78.57
Research
4.17
4
.11
5
6.49 5
6.59
60.66
60.70
Public Service
-
-

0
.28
0
.28
0.28
0.28
Academic Support
19.49 2
1.22
0
.76
0
.83
20.25
22.05
Student Services
5.81
6
.24
1
.98
1
.98
7.79
8.22
Institutional Support
18.36 2
0.80
0
.83
0
.78
19.19
21.58
Operations and Maintenance of Plant
18.49 1
9.38
2
.07
2
.32
20.56
21.71
Scholarships & Fellowships
18.98 1
9.47
1
0.16 1
0.27
29.14
29.75
Auxiliaries
19.57 1
9.64
1
7.88 1
8.27
37.45
37.90
Capital Renovations and Controlled Maint
3.54
3
.33
0
.53
0
.53
4.07
3.86
Total Expenditures
172.27 183.67
100.06 1
00.95
272.33 284.62
Net Operating Activity Before Reserves
9.52
5.17
4.40
4.58
13.93 9.75
Capital/Reserve Additions
8.71 4.81
0.29 (0.67)
9.00
4.14
Net Operating Activity
$0.81
$0.36
$4.11
$5.25
$4.93
$5.61

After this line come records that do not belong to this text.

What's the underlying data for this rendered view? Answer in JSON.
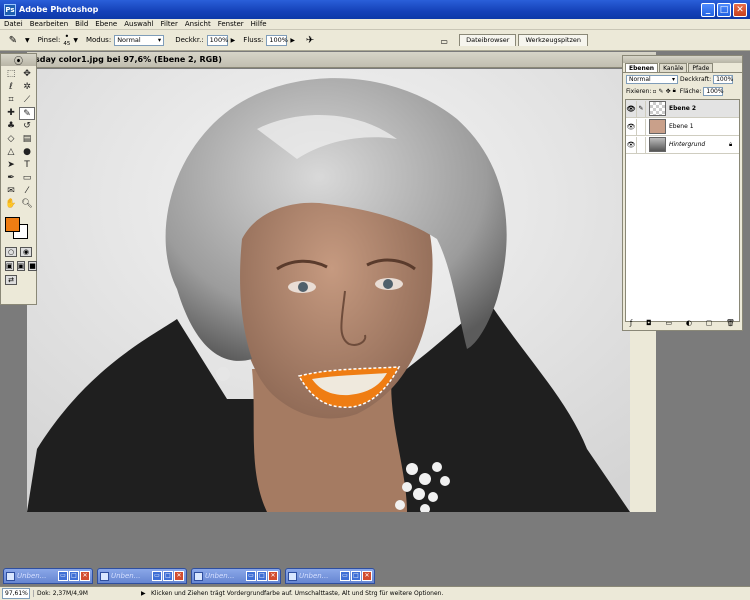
{
  "window": {
    "title": "Adobe Photoshop",
    "app_icon": "Ps"
  },
  "menu": [
    "Datei",
    "Bearbeiten",
    "Bild",
    "Ebene",
    "Auswahl",
    "Filter",
    "Ansicht",
    "Fenster",
    "Hilfe"
  ],
  "options": {
    "brush_label": "Pinsel:",
    "brush_size": "45",
    "mode_label": "Modus:",
    "mode_value": "Normal",
    "opacity_label": "Deckkr.:",
    "opacity_value": "100%",
    "flow_label": "Fluss:",
    "flow_value": "100%"
  },
  "palette_well": {
    "tabs": [
      "Dateibrowser",
      "Werkzeugspitzen"
    ]
  },
  "document": {
    "title": "sday color1.jpg bei 97,6% (Ebene 2, RGB)"
  },
  "toolbox": {
    "foreground_color": "#ef7d13",
    "background_color": "#ffffff"
  },
  "layers_panel": {
    "tabs": [
      "Ebenen",
      "Kanäle",
      "Pfade"
    ],
    "blend_mode": "Normal",
    "opacity_label": "Deckkraft:",
    "opacity_value": "100%",
    "lock_label": "Fixieren:",
    "fill_label": "Fläche:",
    "fill_value": "100%",
    "layers": [
      {
        "name": "Ebene 2",
        "active": true
      },
      {
        "name": "Ebene 1",
        "active": false
      },
      {
        "name": "Hintergrund",
        "active": false,
        "locked": true
      }
    ]
  },
  "minimized_docs": [
    "Unben...",
    "Unben...",
    "Unben...",
    "Unben..."
  ],
  "statusbar": {
    "zoom": "97,61%",
    "doc_info": "Dok: 2,37M/4,9M",
    "hint": "Klicken und Ziehen trägt Vordergrundfarbe auf. Umschalttaste, Alt und Strg für weitere Optionen."
  }
}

COLORADO SCHOOL OF MINES FOUNDATION, INC.
Attachment 2
FY'17 UNRESTRICTED OPERATIONS BUDGET REQUEST



Change from PY
FY'17
FY'16
Amount
Percent
REVENUE:


Endowment Administrative Fee - 1.8% (FY16 was 2%)
$ 3,196,778

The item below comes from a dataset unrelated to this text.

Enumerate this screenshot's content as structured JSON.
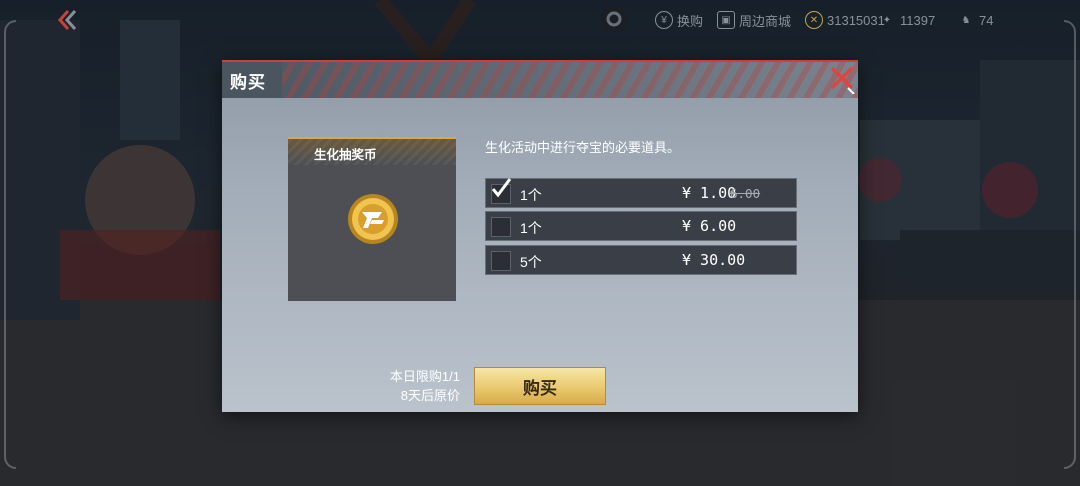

$ 3,420,000

$ (22

3,222)
-7%
CSM Endowment Held - Investment Fees - 1.8%
474,739

505,000

(30

,261)
-6%
CSM Advancement Services Fee *
1,625,771

1,626,882

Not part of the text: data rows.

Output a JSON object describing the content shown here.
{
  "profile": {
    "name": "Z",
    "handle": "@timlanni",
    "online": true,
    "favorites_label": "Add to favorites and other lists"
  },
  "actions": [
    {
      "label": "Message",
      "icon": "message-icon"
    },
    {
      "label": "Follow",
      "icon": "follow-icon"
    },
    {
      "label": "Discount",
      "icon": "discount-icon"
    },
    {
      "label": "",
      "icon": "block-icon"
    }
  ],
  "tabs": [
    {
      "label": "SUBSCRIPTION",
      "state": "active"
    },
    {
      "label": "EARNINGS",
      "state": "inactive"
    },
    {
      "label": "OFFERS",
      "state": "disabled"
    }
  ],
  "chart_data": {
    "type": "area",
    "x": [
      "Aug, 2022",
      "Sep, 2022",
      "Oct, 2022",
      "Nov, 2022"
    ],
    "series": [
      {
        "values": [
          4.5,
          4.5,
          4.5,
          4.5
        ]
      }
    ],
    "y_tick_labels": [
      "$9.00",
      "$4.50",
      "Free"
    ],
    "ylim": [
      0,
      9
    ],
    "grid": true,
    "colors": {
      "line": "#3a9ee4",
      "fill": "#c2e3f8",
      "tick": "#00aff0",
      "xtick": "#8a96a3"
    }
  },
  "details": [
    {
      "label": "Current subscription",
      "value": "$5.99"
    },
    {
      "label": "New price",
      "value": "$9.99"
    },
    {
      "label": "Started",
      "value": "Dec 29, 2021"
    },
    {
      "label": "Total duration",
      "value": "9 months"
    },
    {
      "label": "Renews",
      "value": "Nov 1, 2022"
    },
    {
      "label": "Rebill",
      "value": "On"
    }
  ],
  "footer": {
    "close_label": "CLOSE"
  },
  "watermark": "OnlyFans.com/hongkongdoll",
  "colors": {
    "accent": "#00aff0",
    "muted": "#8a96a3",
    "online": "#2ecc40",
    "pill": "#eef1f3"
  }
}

(1,111)

0%
Administration Fee on Non-Endowed Restr Gifts
260,000

260,000

-
0%
Unrestricted Cash Gifts-Bequests, trusts,etc
250,000

150,000

100,000

67%
Unrestricted Investment Income
110,000

210,000

(10

0,000)
-48%
Other Sources
48,000

68,500

(20

,500)
-30%
Reserve Endowment Support
149,733

241,841

(92

,108)
-38%
CSMF Reserve Endowment-Welcome Center lease**
199,783

199,600

183

0%
Subtotal Revenue excluding Alumni Relations
$ 6,
314,804
$ 6,
681,823
$ (367,

019)
-5%
CSMF Support - Reserve Fund
175,000

-
175,000

---
CSM Support
110,000

-
110,000

---
CSMAA Board Support
100,000

-
100,000

---
Program Revenue
50,609

-
50,609

---
Subtotal CSMF Alumni Relations Revenue
$ 435,

609
$ -

$ 435,

609
---
Total CSMF Revenue including Alumni Relations
$ 6
,750,413
$ 6
,681,823
$ 6
8,590
1%
EXPENDITURES:

CSM Foundation:
Personnel Compensation
$ 4,903,106

$ 5,080,993

$ (17

7,887)
-4%
Operations
1,411,698

1,600,830

(18

9,132)
-12%
Total
6,314,804
6,681,823
(367,019)
-5%

CSMF Alumni Relations:
Personnel Compensation
229,500

-
229,500

---
Operations
206,109

-
206,109

---
Total
$ 435,

609
$ -

$ 435,

609
---
Total Expenditures
$ 6
,750,413
$ 6
,681,823
$ 6
8,590
1%
*CSM Advancement Services Fee
$ 1,900,000

Less CSM Support - Legislative Relations (paid by CSMF)
(274,229)
Total Advancement Services Fee for CSMF Operations
$ 1,625,771

Summary of Legislative Relations:
Federal Legislative Services
$ 162,000

$ 162,000

$ -
0%
Colorado Legislative Services
112,229
111,118
1,111
1%
Total
$ 274,

229
$ 273,

118
$ 1,
111
0%
**Payment to CSM is waived for FY15 thru FY18 (4 years)